Dataset items:

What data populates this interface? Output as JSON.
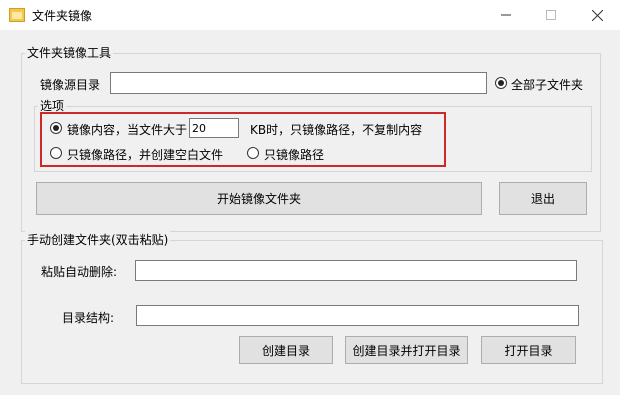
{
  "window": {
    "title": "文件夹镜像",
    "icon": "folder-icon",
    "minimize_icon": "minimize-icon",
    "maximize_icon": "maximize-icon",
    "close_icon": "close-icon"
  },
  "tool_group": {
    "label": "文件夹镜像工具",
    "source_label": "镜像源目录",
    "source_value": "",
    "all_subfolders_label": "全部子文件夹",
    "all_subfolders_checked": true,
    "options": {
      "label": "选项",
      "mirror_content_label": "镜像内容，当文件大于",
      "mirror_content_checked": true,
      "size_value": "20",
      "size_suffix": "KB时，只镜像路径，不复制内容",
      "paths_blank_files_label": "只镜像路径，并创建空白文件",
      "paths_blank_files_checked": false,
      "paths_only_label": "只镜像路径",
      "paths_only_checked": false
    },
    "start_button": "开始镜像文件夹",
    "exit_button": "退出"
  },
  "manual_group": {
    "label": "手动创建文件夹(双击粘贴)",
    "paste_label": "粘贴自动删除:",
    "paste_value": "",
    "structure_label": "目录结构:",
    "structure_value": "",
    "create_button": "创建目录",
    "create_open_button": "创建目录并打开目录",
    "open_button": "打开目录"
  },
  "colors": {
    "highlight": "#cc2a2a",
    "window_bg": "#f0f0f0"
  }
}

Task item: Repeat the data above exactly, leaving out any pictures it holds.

Answer space:
What data populates this interface? Output as JSON.
{
  "window": {
    "title": "文件夹镜像",
    "icon": "folder-icon",
    "minimize_icon": "minimize-icon",
    "maximize_icon": "maximize-icon",
    "close_icon": "close-icon"
  },
  "tool_group": {
    "label": "文件夹镜像工具",
    "source_label": "镜像源目录",
    "source_value": "",
    "all_subfolders_label": "全部子文件夹",
    "all_subfolders_checked": true,
    "options": {
      "label": "选项",
      "mirror_content_label": "镜像内容，当文件大于",
      "mirror_content_checked": true,
      "size_value": "20",
      "size_suffix": "KB时，只镜像路径，不复制内容",
      "paths_blank_files_label": "只镜像路径，并创建空白文件",
      "paths_blank_files_checked": false,
      "paths_only_label": "只镜像路径",
      "paths_only_checked": false
    },
    "start_button": "开始镜像文件夹",
    "exit_button": "退出"
  },
  "manual_group": {
    "label": "手动创建文件夹(双击粘贴)",
    "paste_label": "粘贴自动删除:",
    "paste_value": "",
    "structure_label": "目录结构:",
    "structure_value": "",
    "create_button": "创建目录",
    "create_open_button": "创建目录并打开目录",
    "open_button": "打开目录"
  },
  "colors": {
    "highlight": "#cc2a2a",
    "window_bg": "#f0f0f0"
  }
}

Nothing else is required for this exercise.